3590 Stephenson Life Sciences Research Center
101 Stephenson Parkway
Norman, OK 73019
Alternate office: 28 George Lynn Cross Hall
B.S., University of Rochester, 1995
PhD., University of Rochester, 2002
Postdoc, Yale University, 2002-2005
Molecular and Cellular Biology, Structural Biology, Biophysics, RNA Biology, Biochemistry, Biophysical Chemistry, Virology, Bioinformatics
The power of RNA to regulate gene expression energizes the Schroeder lab. RNA, ribonucleic acid, folds into three-dimensional structures and thus achieves specificity in molecular recognition and enzymatic activity. Toward the long-term goal of RNA structure prediction from sequence, the Schroeder lab explores the structures of encapsidated satellite tobacco mosaic virus (STMV) RNA, the structures and energetics of prohead RNA (pRNA), and the thermodynamic stabilities of noncanonical pairs at RNA helix ends. None of these RNA structures are currently predicted well. Thus discovering new properties of these RNA structures and energetics will provide new insight into the fundamental physical forces that direct RNA folding and function. Additional experimental data about RNA conformations, such as chemical modification, phylogenetic covariation, improved thermodynamic parameters, and the magnesium dependence of RNA tertiary interactions, can further define the RNA conformational landscape and improve RNA structure predictions.

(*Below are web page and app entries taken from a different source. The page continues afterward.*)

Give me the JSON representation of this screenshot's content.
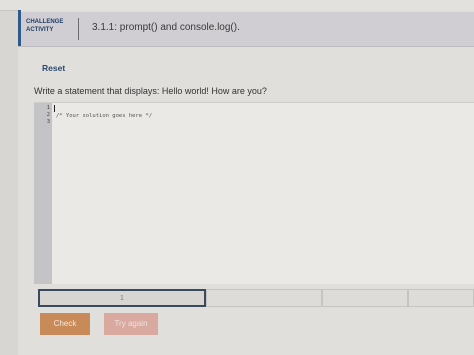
{
  "header": {
    "badge_line1": "CHALLENGE",
    "badge_line2": "ACTIVITY",
    "title": "3.1.1: prompt() and console.log()."
  },
  "actions": {
    "reset_label": "Reset",
    "check_label": "Check",
    "try_again_label": "Try again"
  },
  "instructions": "Write a statement that displays: Hello world! How are you?",
  "editor": {
    "line_numbers": [
      "1",
      "2",
      "3"
    ],
    "line2_code": "/* Your solution goes here */"
  },
  "progress": {
    "current_step": "1",
    "segments": [
      "1",
      "",
      "",
      ""
    ]
  },
  "colors": {
    "accent": "#2e5a8a",
    "check_button": "#c98a5a",
    "try_again_button": "#d9a9a0"
  }
}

Information from a variety of experiments including UV optical melting, NMR, crystallography, chemical probing, as well as standard molecular biology and biochemistry techniques, will be required to solve these problems. New computational tools are necessary to incorporate this new data into structure predictions. The lessons learned from solving these challenging problems will contribute to understanding the fundamental interactions that determine RNA structure and function and thus lead to better RNA structure predictions. Accurate RNA structure predictions can direct studies of RNA function and rational design of therapeutics that target viral RNA. Viruses, such as flu, HIV-1, hepatitis, and the common cold, have RNA genomes, and few remedies are available to treat these diseases. Many antibiotics target ribosomal RNA, and viral RNAs provide a gold mine of undeveloped therapeutic target sites
Gu, X., Nguyen, MT, Overacre, A., Seaton, S., Schroeder, SJ. Effects of salt, polyethylene glycol, and locked nucleic acids on the thermodynamic stabilities of consecutive terminal adenosine mismatches in RNA duplexes. J. Phys. Chem. B., 2013; 117: 3531-3540. PMID: 23480443.
Schroeder, SJ, Stone, JW, Bleckley, S, Gibbons, TR, Mathews, D. Ensemble of Secondary Structures for Encapsidated Satellite Tobacco Mosaic Virus RNA Consistent with Constraints from Chemical Probing and Crystallography. Biophys. J. 2011; 101: 167-175. PMID: 21723827.
Gu, X, Schroeder, SJ. Different Sequences Show Similar Quaternary Interaction Stabilities in Prohead Viral RNA Self-Assembly. J. Biol. Chem. 2011; 286: 14419-14426. PMID: 21349846.
Harris, S, Schroeder, SJ. NMR Structure of Prohead RNA E-loop Hairpin. Biochemistry. 2010; 49: 5989-5997. PMID: 20550192.
Schroeder, SJ. Advances in RNA Structure Prediction from Sequence: New Tools for Generating Hypotheses about Viral RNA Structure-Function Relationships. J. Virol. 2009; 83: 6326-6334. PMID: 19369331.